Home Page

Spring term

Victorian Builders

The children have started their new Mantle by exploring items from the past.  They sorted the old from the new and then explored the old items.  
They had great fun playing games from the past!

The team then dressed up as Victorian children.

Once the team began to understand the term ‘past’ and the Victorian times it was time to start our story.


The team observed Queen Victoria in London 1858. She was worried about all of her people dying at a very young age. There was a sickness spreading across London and something had to be done about it.


As she read the newspaper she was shocked by what she saw!



The Silent Highwayman" (1858).

Death rows on the Thames, claiming the lives of victims who have not paid to have the river cleaned up.



The Great Stink


The Great Stink was an event in London during July and August 1858 in which the hot weather made the smell of untreated human waste unbearable.  The problem had been mounting for some years, with an inadequate sewer system that emptied directly into the Thames. It took three outbreaks of cholera and the Great Stink before anyone blamed the ongoing problems with the river.

Can you see the colour of the river Thames?

 The water level of the River Thames had dropped. This meant the sewage and waste that were being dumped in the river were no longer being quickly washed away.  During hot weather the smell was overpowering.  The bad air was thought to transmit contagious diseases.  People were advised to wear a face covering and make sure their nose and mouth were covered.  



Michael Faraday was a scientist who believed that the River Thames was the problem of the cholera pandemic.  The whole of the river was an opaque pale brown fluid.  He tore up some white cards into pieces and then dropped them into the water.  Before they had sunk the pieces were hidden from sight.  This showed the level of pollution in the water.




The team tested the water from four of London's streets.  The worst arears were Broad street and St Giles Street.

More and more families were moving into these areas and living in crammed conditions.  This resulted in more people getting cholera!  Red crosses have been put on the doors of the households that have cholera.




Faraday then visited Broad street to see why so many people were getting cholera.  He discovered a water pump, that families were using for water, had been contaminated with raw sewage. 




Who's water is contaminated?

Some of the team did an experiment to see how easily germs are spread if you don't keep your hands clean.  They put glitter on their hands to represent the germs and then touched different objects.  The glitter was then visible on the objects.  Once they had cleaned the objects and washed their hands they touched the objects again, but this time there were no germs!  

How germs are spread?

The team saw a newspaper article asking for builders to help build the sewage system underground. They had to attend a meeting at county hall and sign up to be a part of Joseph Balzgette’s builders.  Everyone signed up and shared their skills with Joseph.  He was extremely happy to see his team grow and grow.

The team  looked at a selection of materials and tested them to see if they would be  suitable to use to make the sewage system.   We looked at:

  • glass
  • wood
  • metal
  • brick
  • fabric
  • paper

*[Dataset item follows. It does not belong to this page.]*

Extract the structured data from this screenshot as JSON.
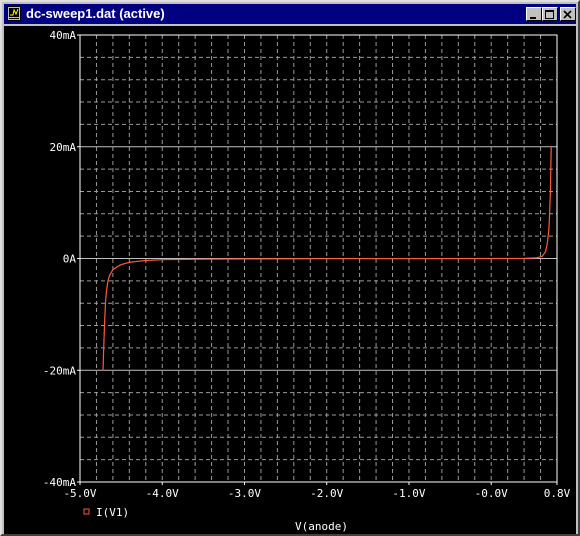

We buried all of the materials and left them to see what would happen to them over time


Next the team explored a range of objects and sorted them by the materials they are made if.  They also sorted objects by their  properties.  They looked at:



What happened to the materials that we buried?


We dug up the materials to find out what had happened to them in the soil.  We found out that the glass, wood, metal and brick were unchanged.  The fabric and paper were wet from the rain and soil.  When we took out the paper, it tore into pieces.  We decided that paper and fabric would not be used as they were too flexible and they absorb water.


We then discussed which material would be the best to create the tunnels for the sewage system.


Children’s ideas:

”We can’t use glass because it will break and people will get cut” (Rio)

”The glass is fragile, it will break” (Katia)


”Brick will be the best because it is strong” (Harry)

“Metal is strong and stiff we could use it to build the tunnels” (Archie)


“Wood is good, it is strong and hard” (Kiyah)


The children then chose what material they thought would be the best and the majority said “brick”.



Planning the sewage system

Many people, who lived on the waterfront, were dying of cholera as they were drinking water directly from the river.  They had to move out of their houses so the builders could begin their work.  The team needed to make the river narrower so that the water flow would be faster.  This would ensure the waste in the river was flushed out to sea quicker. 


In small groups we worked together to explore, create and plan the sewage system.  The tasks that we took part in were:

  • making paper tunnels as a prototype 
  • creating tunnels using Lego
  • making flood defenses and narrowing the river
  • Adding tunnels to a map of London and the river Thames



Building the sewage system

Once our plan was ready we began constructing the sewage system.

 First we used clay to make the bricks for the tunnels.

Then we began to make the sewage system. 

Finally we completed the task and had an opening ceremony, we all celebrated with cake.